§ WHAT IS BEING ASKED: From the first line to the last, give the records again exactly and skip the pictures.

··· DATASET CONTENT

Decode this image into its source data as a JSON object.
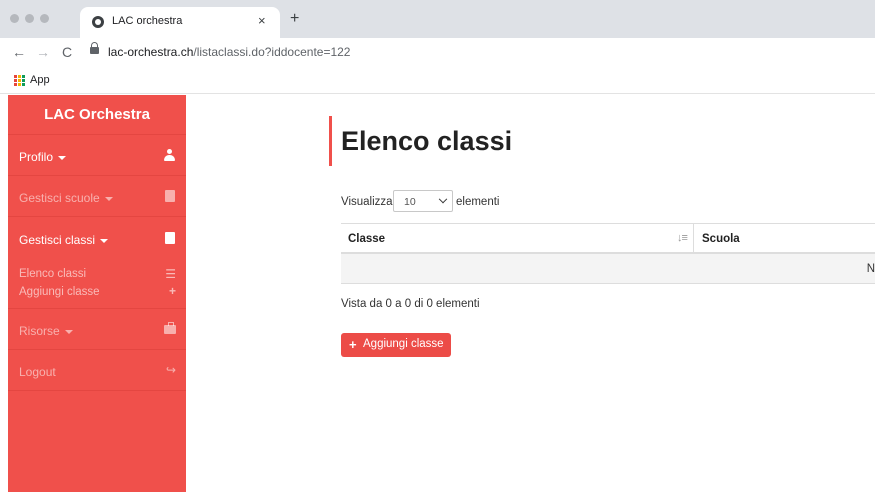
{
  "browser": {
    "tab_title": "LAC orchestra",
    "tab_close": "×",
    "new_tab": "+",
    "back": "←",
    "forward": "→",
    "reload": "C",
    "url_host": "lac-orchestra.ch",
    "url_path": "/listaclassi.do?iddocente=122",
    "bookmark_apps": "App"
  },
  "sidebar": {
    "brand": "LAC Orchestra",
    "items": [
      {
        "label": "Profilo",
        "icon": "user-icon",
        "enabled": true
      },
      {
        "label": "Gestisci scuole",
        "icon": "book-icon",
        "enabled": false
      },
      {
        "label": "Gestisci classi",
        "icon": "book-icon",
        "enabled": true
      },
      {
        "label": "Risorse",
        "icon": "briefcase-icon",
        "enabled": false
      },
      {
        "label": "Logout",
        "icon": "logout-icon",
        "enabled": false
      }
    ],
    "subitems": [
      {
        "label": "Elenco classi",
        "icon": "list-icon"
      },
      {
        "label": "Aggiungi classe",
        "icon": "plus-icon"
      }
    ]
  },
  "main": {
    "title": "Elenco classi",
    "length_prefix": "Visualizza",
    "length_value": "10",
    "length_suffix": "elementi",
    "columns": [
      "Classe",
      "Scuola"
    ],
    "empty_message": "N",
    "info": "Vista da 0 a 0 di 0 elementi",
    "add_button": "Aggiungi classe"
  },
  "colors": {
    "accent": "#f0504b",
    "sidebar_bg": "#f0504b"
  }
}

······

§ OUTPUT OF THE TASK:
Decode this image into its source data as a JSON object.
{
  "browser": {
    "tab_title": "LAC orchestra",
    "tab_close": "×",
    "new_tab": "+",
    "back": "←",
    "forward": "→",
    "reload": "C",
    "url_host": "lac-orchestra.ch",
    "url_path": "/listaclassi.do?iddocente=122",
    "bookmark_apps": "App"
  },
  "sidebar": {
    "brand": "LAC Orchestra",
    "items": [
      {
        "label": "Profilo",
        "icon": "user-icon",
        "enabled": true
      },
      {
        "label": "Gestisci scuole",
        "icon": "book-icon",
        "enabled": false
      },
      {
        "label": "Gestisci classi",
        "icon": "book-icon",
        "enabled": true
      },
      {
        "label": "Risorse",
        "icon": "briefcase-icon",
        "enabled": false
      },
      {
        "label": "Logout",
        "icon": "logout-icon",
        "enabled": false
      }
    ],
    "subitems": [
      {
        "label": "Elenco classi",
        "icon": "list-icon"
      },
      {
        "label": "Aggiungi classe",
        "icon": "plus-icon"
      }
    ]
  },
  "main": {
    "title": "Elenco classi",
    "length_prefix": "Visualizza",
    "length_value": "10",
    "length_suffix": "elementi",
    "columns": [
      "Classe",
      "Scuola"
    ],
    "empty_message": "N",
    "info": "Vista da 0 a 0 di 0 elementi",
    "add_button": "Aggiungi classe"
  },
  "colors": {
    "accent": "#f0504b",
    "sidebar_bg": "#f0504b"
  }
}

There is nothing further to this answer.